"John 8:7 - When they kept on questioning him, he straightened up and said to them, ‘If any one of you is without sin, let him be the first to throw a stone at her.'" Melissa's Mom recited as she looked directly at Stephanie. "James 4:12 - There is only one Lawgiver and Judge, the one who is able to save and destroy. But you--who are you to judge your neighbor? Romans 12:16-18 Live in harmony with one another. Do not be proud, but be willing to associate with people of low position. Do not be conceited. Do not repay anyone evil for evil. Be careful to do what is right in the eyes of everybody. If it is possible, as far as it depends on you, live at peace with everyone."
"She does that a lot," Melissa quietly said to Stephanie. "Never makes any sense to me, but it means she is about to make a decision."
Melissa's Mom chuckled, "Your right Melissa, it means I have made a decision. I will not throw the first stone. . ."
Melissa immediately stood in front of Stephanie with her hands spread out, "Don't throw rocks at Stephanie Mommy."
"Melissa, I am not going to throw a rock at Stephanie. It is something they did long ago, people don't do that now a days."
Melissa brought her hands down but stayed in a protective position in front of Stephanie.
"I do not approve of this," Melissa's Mom stated. "The bible clearly states this is wrong, but . . . it also states that I am not the one to judge, the Lord is. I need to protect my baby. She just doesn't understand the dangers out there."
Melissa's Mom went up and wrapped Melissa in a big hug, "If I let them play, I never want them to be alone together. Always out in the open. At School I guess it is okay. Maybe even at Joanne's house if they are in the living room and Joanne is always with them, I don't know, maybe. Never just the two of them. I. . . I don't like this. But . . . If I am to follow the Lord's lessons and do what is right in the eyes of everyone, here, where . . . where girls can marry other girls. What does that mean with a boy being a girl? I will pray to God for guidance."

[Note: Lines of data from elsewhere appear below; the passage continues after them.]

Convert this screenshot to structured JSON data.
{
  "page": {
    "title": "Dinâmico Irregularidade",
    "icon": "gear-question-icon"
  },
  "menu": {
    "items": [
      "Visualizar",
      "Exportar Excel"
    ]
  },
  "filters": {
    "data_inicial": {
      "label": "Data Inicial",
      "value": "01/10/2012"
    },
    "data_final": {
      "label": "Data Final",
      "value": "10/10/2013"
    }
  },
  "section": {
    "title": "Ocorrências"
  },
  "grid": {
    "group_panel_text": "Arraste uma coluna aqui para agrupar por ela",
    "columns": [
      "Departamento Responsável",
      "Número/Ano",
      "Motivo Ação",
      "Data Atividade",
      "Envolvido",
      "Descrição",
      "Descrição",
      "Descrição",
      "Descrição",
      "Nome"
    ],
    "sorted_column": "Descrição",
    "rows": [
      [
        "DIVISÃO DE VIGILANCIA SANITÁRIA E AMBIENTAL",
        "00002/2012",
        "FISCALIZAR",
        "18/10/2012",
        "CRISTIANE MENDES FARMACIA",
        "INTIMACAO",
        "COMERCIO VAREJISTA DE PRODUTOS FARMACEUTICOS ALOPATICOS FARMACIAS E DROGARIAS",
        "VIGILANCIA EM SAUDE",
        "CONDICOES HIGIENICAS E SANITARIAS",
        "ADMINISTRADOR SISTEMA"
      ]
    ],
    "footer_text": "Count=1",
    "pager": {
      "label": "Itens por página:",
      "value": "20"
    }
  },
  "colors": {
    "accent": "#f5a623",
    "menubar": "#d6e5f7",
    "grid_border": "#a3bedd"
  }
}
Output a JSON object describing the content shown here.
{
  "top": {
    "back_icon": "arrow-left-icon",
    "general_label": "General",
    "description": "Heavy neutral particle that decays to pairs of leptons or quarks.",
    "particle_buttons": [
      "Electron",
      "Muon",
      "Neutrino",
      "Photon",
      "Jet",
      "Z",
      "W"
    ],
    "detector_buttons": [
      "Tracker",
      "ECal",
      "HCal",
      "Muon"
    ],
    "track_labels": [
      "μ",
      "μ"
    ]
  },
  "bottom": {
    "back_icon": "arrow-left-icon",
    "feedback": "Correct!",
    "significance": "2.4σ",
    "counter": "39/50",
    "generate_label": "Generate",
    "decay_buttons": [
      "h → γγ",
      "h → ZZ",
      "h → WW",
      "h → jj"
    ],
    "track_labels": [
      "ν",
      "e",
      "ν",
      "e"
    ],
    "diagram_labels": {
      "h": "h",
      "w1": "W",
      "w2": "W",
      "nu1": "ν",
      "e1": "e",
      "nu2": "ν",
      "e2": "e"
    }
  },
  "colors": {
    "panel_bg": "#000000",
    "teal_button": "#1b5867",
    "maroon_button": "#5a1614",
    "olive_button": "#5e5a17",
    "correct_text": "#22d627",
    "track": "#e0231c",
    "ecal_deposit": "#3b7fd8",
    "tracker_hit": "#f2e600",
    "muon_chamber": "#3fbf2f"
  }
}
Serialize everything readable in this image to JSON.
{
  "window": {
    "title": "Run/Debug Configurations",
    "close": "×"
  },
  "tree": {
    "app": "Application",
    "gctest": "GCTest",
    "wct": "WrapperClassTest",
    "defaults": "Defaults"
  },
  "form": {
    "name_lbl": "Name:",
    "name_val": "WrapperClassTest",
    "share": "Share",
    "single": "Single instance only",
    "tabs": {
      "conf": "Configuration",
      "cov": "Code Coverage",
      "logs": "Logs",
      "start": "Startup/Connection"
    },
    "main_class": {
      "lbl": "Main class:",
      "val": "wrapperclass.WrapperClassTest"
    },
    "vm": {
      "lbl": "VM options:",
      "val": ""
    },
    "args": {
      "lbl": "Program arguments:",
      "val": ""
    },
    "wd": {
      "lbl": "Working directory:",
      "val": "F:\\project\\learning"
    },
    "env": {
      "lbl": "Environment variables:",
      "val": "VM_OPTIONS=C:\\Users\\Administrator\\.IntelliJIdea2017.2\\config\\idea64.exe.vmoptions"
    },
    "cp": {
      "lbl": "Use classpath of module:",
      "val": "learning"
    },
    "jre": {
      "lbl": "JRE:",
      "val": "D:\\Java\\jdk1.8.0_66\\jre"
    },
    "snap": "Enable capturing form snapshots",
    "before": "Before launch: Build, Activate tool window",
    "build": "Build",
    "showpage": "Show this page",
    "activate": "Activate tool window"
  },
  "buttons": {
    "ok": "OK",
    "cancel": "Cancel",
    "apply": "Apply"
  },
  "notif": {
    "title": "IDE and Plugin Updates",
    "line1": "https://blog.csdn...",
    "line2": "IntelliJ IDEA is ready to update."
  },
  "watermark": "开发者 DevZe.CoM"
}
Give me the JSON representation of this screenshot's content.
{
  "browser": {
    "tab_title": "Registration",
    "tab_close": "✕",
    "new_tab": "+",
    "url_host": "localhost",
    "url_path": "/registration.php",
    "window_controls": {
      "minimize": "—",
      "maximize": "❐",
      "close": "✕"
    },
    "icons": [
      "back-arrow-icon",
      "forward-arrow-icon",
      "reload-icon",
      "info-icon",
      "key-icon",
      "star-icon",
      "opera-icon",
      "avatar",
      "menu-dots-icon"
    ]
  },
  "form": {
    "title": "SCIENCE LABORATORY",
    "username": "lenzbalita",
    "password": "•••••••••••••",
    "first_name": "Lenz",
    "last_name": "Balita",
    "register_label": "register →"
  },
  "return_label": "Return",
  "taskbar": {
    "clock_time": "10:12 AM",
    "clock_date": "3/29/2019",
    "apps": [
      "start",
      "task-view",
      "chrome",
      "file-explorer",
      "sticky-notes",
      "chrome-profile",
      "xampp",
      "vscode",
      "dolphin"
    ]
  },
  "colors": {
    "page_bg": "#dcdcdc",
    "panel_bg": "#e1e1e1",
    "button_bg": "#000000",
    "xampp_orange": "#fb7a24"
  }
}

After all of that Melissa's Mom said it was time for them to go, and they quickly left. There was some uncomfortableness when Melissa gave Stephanie a hug goodbye, but Melissa's Mom did not totally flip out over the incident.